Scan the records below. Report the number of lines containing the word "Align", and nothing more.

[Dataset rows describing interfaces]
- - -

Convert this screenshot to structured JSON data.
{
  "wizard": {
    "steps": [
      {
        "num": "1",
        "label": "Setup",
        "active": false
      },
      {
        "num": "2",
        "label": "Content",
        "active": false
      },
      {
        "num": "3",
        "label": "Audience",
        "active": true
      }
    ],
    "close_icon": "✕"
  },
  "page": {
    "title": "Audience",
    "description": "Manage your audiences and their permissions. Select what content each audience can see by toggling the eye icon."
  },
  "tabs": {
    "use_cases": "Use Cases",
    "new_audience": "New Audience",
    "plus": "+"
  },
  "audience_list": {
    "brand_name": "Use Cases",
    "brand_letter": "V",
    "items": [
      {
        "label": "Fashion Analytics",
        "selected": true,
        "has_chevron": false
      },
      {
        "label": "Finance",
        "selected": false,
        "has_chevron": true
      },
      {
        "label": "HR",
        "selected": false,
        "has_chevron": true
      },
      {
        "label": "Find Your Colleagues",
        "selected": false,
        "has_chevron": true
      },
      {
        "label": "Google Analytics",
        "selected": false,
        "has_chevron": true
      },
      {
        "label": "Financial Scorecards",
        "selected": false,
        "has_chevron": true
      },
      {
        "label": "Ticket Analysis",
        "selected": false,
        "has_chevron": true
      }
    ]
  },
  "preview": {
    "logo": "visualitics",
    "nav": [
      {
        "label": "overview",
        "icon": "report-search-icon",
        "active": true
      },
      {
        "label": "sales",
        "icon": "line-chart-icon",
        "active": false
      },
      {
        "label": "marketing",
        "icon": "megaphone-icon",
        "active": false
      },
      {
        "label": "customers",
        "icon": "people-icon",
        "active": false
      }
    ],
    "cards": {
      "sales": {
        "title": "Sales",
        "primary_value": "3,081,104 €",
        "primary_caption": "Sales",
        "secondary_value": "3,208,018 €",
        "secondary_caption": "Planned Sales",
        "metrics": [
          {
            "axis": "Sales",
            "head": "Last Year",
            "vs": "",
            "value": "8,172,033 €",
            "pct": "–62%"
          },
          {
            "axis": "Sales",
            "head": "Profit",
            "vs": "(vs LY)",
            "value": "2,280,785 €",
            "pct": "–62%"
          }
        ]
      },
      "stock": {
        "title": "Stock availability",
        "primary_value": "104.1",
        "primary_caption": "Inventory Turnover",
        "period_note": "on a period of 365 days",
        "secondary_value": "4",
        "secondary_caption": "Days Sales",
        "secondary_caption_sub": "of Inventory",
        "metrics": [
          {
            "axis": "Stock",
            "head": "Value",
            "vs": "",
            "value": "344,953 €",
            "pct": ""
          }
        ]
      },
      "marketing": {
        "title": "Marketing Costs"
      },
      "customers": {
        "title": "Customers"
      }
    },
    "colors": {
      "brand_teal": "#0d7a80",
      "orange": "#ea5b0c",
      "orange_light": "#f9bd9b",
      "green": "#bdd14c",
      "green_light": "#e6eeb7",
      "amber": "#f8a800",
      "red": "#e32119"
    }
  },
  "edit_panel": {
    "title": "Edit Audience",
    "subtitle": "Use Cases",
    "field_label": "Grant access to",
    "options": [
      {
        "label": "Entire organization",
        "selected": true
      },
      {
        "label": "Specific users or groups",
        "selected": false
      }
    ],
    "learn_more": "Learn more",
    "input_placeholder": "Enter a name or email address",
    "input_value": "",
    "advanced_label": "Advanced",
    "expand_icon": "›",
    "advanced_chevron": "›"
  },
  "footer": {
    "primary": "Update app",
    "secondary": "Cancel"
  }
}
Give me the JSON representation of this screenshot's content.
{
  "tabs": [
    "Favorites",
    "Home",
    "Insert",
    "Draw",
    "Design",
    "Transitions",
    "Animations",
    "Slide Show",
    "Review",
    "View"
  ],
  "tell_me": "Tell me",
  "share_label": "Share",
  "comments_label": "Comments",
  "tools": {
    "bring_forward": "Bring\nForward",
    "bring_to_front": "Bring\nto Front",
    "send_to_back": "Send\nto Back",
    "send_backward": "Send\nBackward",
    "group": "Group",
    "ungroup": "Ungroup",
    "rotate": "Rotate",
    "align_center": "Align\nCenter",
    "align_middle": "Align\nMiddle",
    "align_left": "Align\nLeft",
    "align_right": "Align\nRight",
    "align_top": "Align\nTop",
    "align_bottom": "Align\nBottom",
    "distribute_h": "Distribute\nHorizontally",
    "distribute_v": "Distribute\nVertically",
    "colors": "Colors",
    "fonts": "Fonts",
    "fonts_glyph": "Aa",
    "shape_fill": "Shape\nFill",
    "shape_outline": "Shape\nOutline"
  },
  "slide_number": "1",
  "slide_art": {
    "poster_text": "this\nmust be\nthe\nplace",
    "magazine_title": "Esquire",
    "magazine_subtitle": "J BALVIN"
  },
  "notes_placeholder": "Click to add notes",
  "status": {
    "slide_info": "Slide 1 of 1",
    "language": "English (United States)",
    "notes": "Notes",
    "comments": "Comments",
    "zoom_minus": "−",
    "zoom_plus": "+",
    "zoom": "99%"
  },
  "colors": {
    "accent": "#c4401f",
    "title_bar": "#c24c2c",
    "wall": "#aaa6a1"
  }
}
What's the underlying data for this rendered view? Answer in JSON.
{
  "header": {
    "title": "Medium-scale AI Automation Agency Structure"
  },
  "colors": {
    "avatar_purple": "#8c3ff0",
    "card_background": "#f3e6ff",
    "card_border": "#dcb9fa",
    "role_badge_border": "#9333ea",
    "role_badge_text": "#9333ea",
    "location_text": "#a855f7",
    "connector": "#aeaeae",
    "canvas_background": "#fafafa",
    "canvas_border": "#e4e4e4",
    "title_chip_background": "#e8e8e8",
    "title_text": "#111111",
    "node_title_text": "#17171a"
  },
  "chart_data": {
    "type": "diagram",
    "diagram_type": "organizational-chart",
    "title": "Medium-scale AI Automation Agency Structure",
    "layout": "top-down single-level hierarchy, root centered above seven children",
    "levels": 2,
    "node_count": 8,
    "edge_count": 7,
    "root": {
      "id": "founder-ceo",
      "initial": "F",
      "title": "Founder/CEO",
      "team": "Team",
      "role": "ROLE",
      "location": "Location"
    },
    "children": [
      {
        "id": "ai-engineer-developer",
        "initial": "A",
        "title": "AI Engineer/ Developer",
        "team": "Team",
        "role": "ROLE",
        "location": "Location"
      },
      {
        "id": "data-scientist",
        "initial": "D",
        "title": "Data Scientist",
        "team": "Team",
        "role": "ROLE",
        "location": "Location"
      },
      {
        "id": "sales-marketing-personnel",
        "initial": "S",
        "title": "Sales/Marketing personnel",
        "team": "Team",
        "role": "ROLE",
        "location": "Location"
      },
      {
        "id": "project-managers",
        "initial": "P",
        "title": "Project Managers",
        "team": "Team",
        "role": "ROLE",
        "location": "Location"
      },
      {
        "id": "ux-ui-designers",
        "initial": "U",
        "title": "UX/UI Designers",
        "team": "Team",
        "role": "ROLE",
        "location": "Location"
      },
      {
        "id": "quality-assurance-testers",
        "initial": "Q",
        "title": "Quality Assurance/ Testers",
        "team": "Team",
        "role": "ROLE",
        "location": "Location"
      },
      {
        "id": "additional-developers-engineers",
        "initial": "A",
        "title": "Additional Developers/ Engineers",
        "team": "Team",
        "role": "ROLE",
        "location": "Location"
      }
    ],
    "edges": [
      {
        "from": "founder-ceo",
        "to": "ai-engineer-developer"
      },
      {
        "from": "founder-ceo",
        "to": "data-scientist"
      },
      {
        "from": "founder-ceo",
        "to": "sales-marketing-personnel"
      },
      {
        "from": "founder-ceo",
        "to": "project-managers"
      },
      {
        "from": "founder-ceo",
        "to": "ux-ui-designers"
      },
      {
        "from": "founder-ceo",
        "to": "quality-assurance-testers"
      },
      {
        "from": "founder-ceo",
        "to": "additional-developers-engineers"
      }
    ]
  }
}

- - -

EXERCISE RESULT: 6